The first strategy you should take heed of is to ensure you are using an efficient swing technique. Make the valuable investment of taking a couple lessons from your club pro to iron out any biomechanical problems with your swing. This will enable your body to cope with the forces involved in the swing.
The second strategy is to ALWAYS warm-up prior to playing a round. Most golfers get straight out of their car and head to tee-off without employing any measures to prepare their body for movement. A few simple mobility exercises will go a long way here. Speak with your PT or Exercise Physiologist for some ideas.
I’ve included one example (pictured) that our golfing clients at iNform have found very helpful in preparing them on the course, and for keeping their spinal mobility in great shape. Try the Thoracic Rotation exercise below before your next round and see how you feel!
For further advice on improving your Golfing performance and reducing your injury potential contact iNform Health & Fitness on (08) 8431 2111 or at firstname.lastname@example.org
I hope I haven’t got any musos falsely excited based on the heading… but if I have, then you might as well just tune in (ah, see what I did there…ha…ha…ahhh….ok…I’ll get on with it…).
As we near the final development and exciting launch of our MovementScreen, I’ve been spending a lot of time talking to people about the initial ‘evaluations’ they go through when starting exercise. This is something I believe in incredibly strongly, as a very important undertaking to ensure safety and success of an exercise program. As a business owner I’m also very interested in those initial evaluation and planning stages of any project, as they are so critical to the success of the project. Interestingly however, when it comes to business projects, I get excited and jump head first into it.
If the entrepreneurial spirit were a disease, I would have been diagnosed as being in its terminal stages! The issue with this, is that often I end up walking into roadblocks and diversions, that, if I had spent more time in the planning stages exploring, I’m sure I would have been more successful, with a lot fewer bruises! I would have been a lot happier at re-evaluation stages.
A wise friend of mine once said to me as I excitedly asked when we are going to implement a project: Max, a good project devotes a third of its time to planning! Wow, the patience required for this! Needless to say, this project delivered very good outcomes for the relevant association because we went through that process.

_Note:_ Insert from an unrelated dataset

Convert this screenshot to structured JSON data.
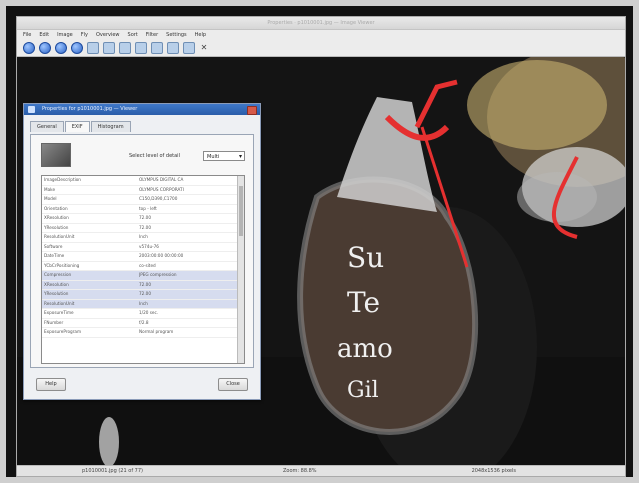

So if this Project Planning 101 lesson is obvious to you (add I’m painstakingly learning it myself), then let me encourage you that, by looking at it from my professional perspective, this also applied to your health and exercise endeavours:
- Make sure that you plan what you want to do and achieve
- very importantly, have someone help you identify barriers to your success. these could include past injuries, movement limitations, lack of specific knowledge, etc.
- implement these things into some initial testing/evaluations, that will help you objectively measure your success!
These evaluations could include an understanding of your current body composition – rather than just what the scales tell you; or a movement score; or a measure of pain; or an objective fitness test. All of these can help you plan and guide your health journey.